**THE PROBLEM**
Which lines of the records contain "Computer"? Collect every one of them.

□ □ □ □

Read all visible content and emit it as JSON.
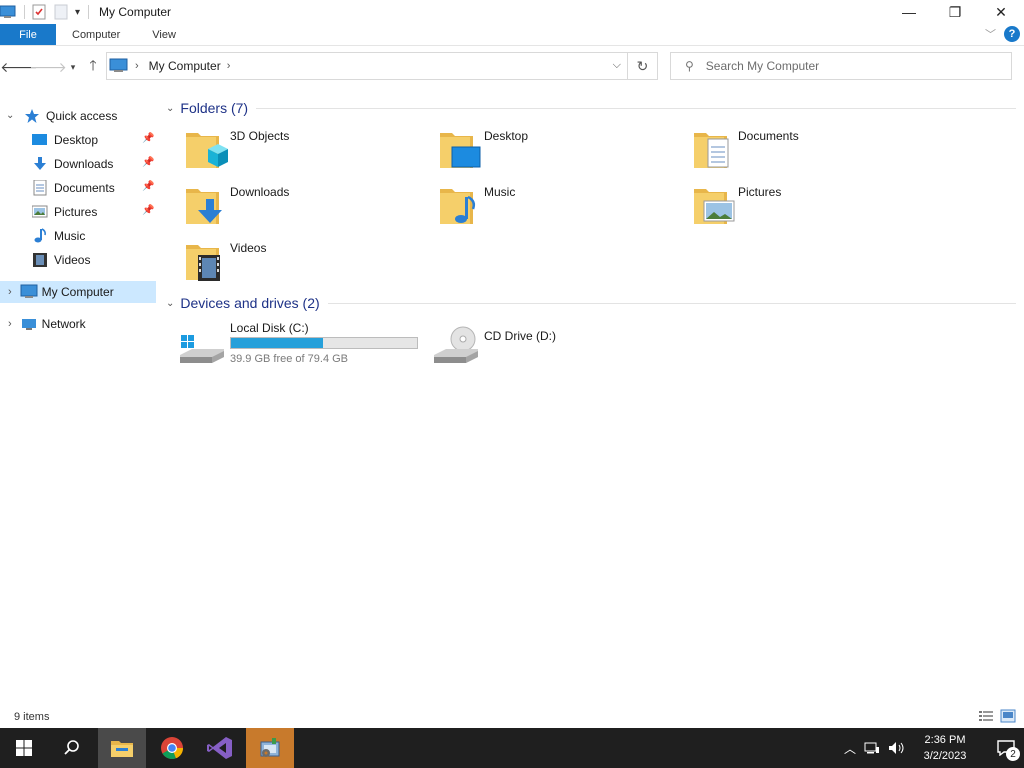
{
  "window": {
    "title": "My Computer",
    "controls": {
      "minimize": "—",
      "maximize": "❐",
      "close": "✕"
    }
  },
  "ribbon": {
    "tabs": [
      "File",
      "Computer",
      "View"
    ],
    "help": "?"
  },
  "address": {
    "location": "My Computer",
    "search_placeholder": "Search My Computer"
  },
  "nav_pane": {
    "quick_access": "Quick access",
    "quick_items": [
      {
        "label": "Desktop",
        "icon": "desktop-icon",
        "pinned": true
      },
      {
        "label": "Downloads",
        "icon": "downloads-icon",
        "pinned": true
      },
      {
        "label": "Documents",
        "icon": "documents-icon",
        "pinned": true
      },
      {
        "label": "Pictures",
        "icon": "pictures-icon",
        "pinned": true
      },
      {
        "label": "Music",
        "icon": "music-icon",
        "pinned": false
      },
      {
        "label": "Videos",
        "icon": "videos-icon",
        "pinned": false
      }
    ],
    "this_pc": "My Computer",
    "network": "Network"
  },
  "content": {
    "folders_header": "Folders (7)",
    "folders": [
      {
        "name": "3D Objects",
        "overlay": "3d-objects"
      },
      {
        "name": "Desktop",
        "overlay": "desktop"
      },
      {
        "name": "Documents",
        "overlay": "documents"
      },
      {
        "name": "Downloads",
        "overlay": "downloads"
      },
      {
        "name": "Music",
        "overlay": "music"
      },
      {
        "name": "Pictures",
        "overlay": "pictures"
      },
      {
        "name": "Videos",
        "overlay": "videos"
      }
    ],
    "drives_header": "Devices and drives (2)",
    "drives": [
      {
        "name": "Local Disk (C:)",
        "free": "39.9 GB free of 79.4 GB",
        "used_fraction": 0.497
      },
      {
        "name": "CD Drive (D:)"
      }
    ]
  },
  "status": {
    "count": "9 items"
  },
  "taskbar": {
    "time": "2:36 PM",
    "date": "3/2/2023",
    "notifications": "2"
  },
  "colors": {
    "accent": "#1979ca",
    "selection": "#cce8ff",
    "group_header": "#1e3287",
    "capacity_fill": "#26a0da",
    "taskbar": "#1f1f1f"
  }
}
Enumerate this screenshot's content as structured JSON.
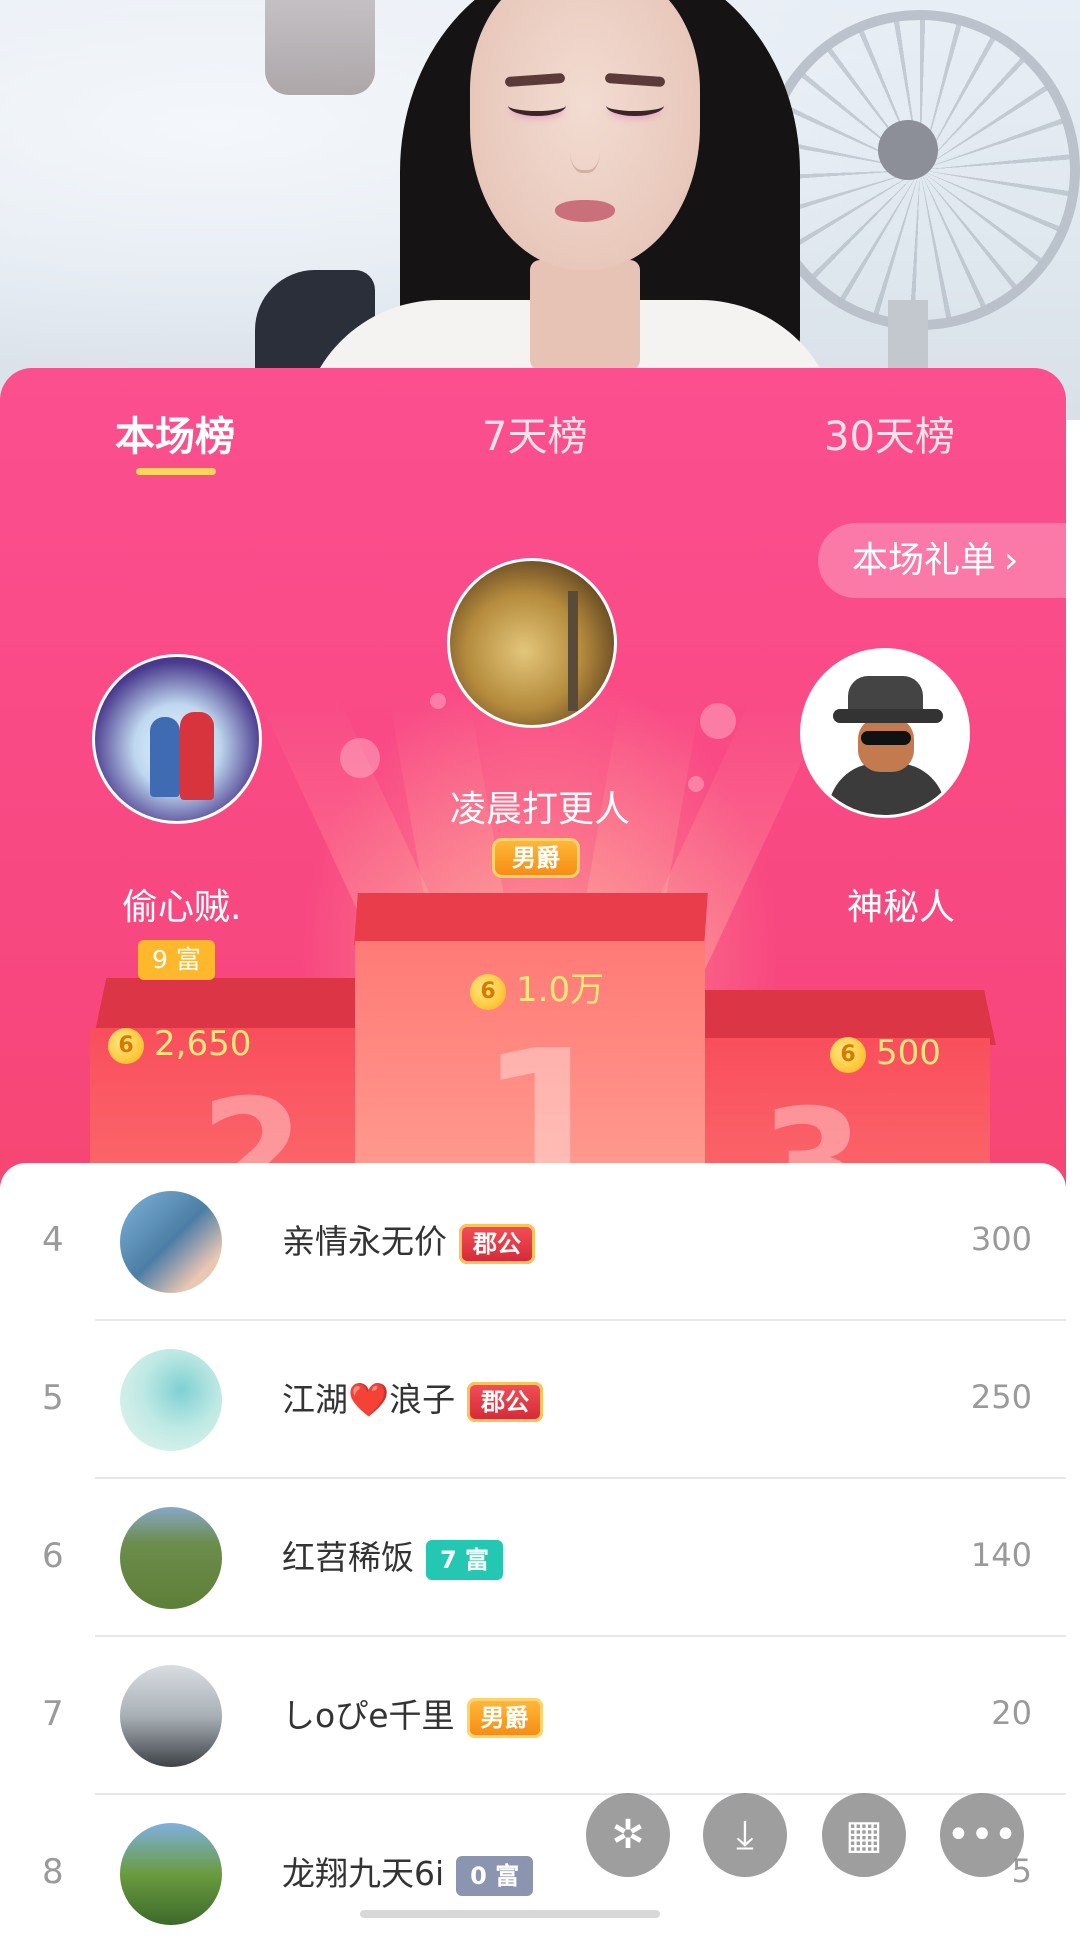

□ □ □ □

**TASK RESPONSE**
    "title": "My Computer",
      "Computer",
    "location": "My Computer",
    "search_placeholder": "Search My Computer"
    "this_pc": "My Computer",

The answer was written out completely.